Obelisks of 7th Pylon

Introduction


These obelisks originally stood to the south of pylon 7. The western obelisk was removed by a Roman emperor (possibly Constantius) in the 4th century CE and eventually sent to Constantinople, the capital of the Roman Empire in the east, present day Istanbul, Turkey. It now adorns the Hippodrome. The tip of the second obelisk was recovered at Karnak.
Measurements: The obelisk in Istanbul measures 20m, but only its upper portion survives. It would have originally stood almost 29m, not including a base of more than 1m.

Phases of Construction

Thutmose III

Thutmose III erected these obelisks in front of his new pylon entrance along the temple’s north/south processional route (the seventh pylon). Interestingly, while only the upper portion of this obelisk survives, its inscription is very similar to an obelisk depicted in a relief scene of Thutmose III. Its full size and text has been hypothesized based on this image. The inscriptions report that the king raised the obelisks to celebrate his jubilee (heb-sed) festival and honor the god Amun-Ra.
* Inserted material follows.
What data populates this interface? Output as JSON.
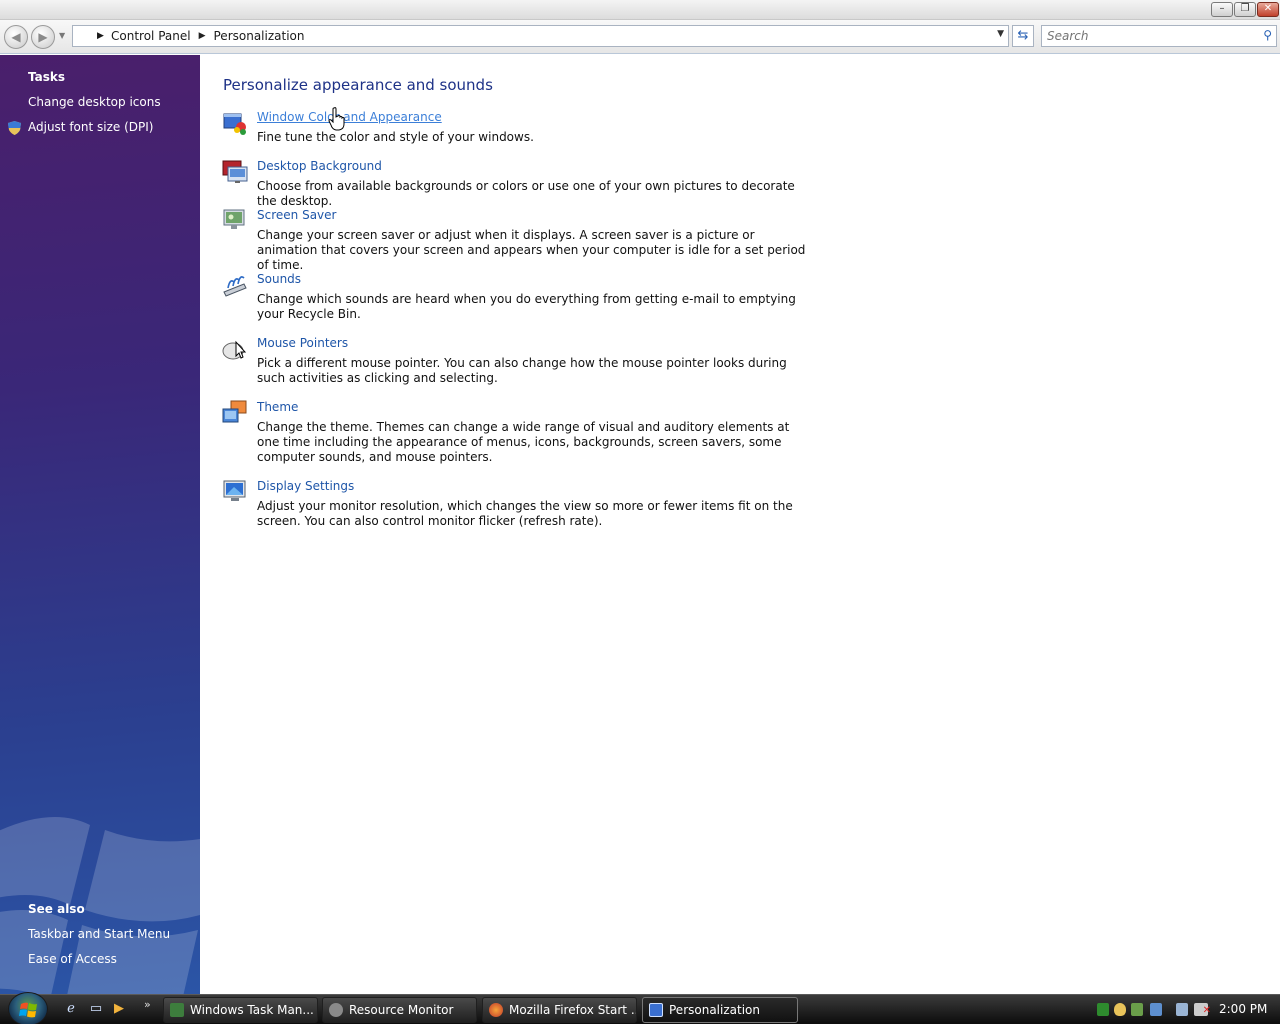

Construction materials: rose granite

About the reconstruction model of Thutmose III

The height and taper of the obelisk on the model were designed based on the axial reconstructions made by Traunecker (1982: fig. 1).

Photographs of all four sides of the Istanbul obelisk were used to recreate the top 20m of the obelisk on the model. A plain rose granite pattern was used to fill in the bottom section. They were placed according to the directional indications given by Dondelinger (1977: tafel 17).

Documentation

Dondelinger, Edmund. (1977),Der Obelisk : ein Steinmal ägyptischer Weltanschauung. Graz: Akadem. Druck- u. Verlagsanst

Habachi, Labib and Charles Van Siclen. (1977),The obelisks of Egypt: skyscrapers of the past. Cairo : American University in Cairo Press